Horse chestnut tree diseased
The chestnut tree that Anne Frank looked out on during the time she was hiding is seriously diseased. The causes of its present poor condition are a moth and a fungus attacking the tree and may eventually kill it.
The fungus in particular is of an aggressive type and may in the end prove fatal to the tree. The moth (the so-called horse chestnut leaf miner) eats away at the leaves which eventually causes them to turn brown and fall off long before autumn. This can be clearly seen in the photograph on the left.
The 150-year-old tree (a white horse chestnut tree - Aesculus hippocastanum) stands in the inner garden of the house Keizersgracht 188, not the property of the Anne Frank House.

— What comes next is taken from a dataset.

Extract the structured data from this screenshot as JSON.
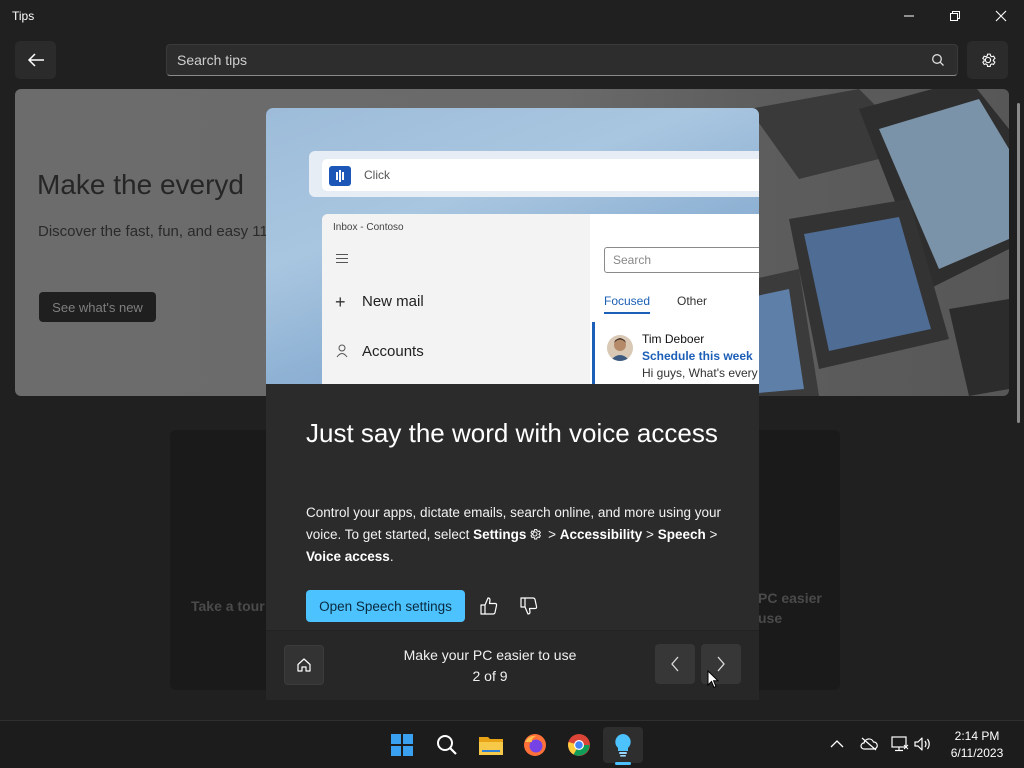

Soil analysis carried out in 1993 revealed that one of the factors threatening the condition of the tree was leakage of domestic fuel oil from an underground storage tank. To save the old chestnut tree, the city of Amsterdam commissioned a soil sanitation plan of 160,000 euros. Following that, the city decided also to look after the tree in subsequent years, taking it out of the care of the Anne Frank House.
The half-yearly research held in April 2005 shows that the chestnut tree can, for the moment, be preserved. To increase stability, it was decided to considerably decrease the crown of the tree. This drastic job will take place on 26 May and can be viewed via the web cam.
To anticipate the possible cutting of the tree, grafts have been made. This means that a clone of the tree can be replanted.
Quotes from the Diary
Anne Frank wrote the following entries about the chestnut tree in her diary:
23 February 1944
The two of us looked out at the blue sky, the bare chestnut tree glistening with dew, the seagulls and other birds glinting with silver as they swooped through the air, and we were so moved and entranced that we couldn’t speak.
18 April 1944
April is glorious, not too hot and not too cold, with occasional light showers. Our chestnut tree is in leaf, and here and there you can already see a few small blossoms.
13 May 1944
Our chestnut tree is in full blossom. It is covered with leaves and is even more beautiful than last year.
In a speech he gave in 1968 Otto Frank recounted the thoughts that came to his mind when he read Anne’s diary for the first time:
How could I have suspected that it meant so much to Anne to see a patch of blue sky, to observe the gulls during their flight and how important the chestnut tree was to her, as I recall that she never took an interest in nature. But she longed for it during that time when she felt like a caged bird. She only found consolation in thinking about nature. But she had kept such feelings completely to herself.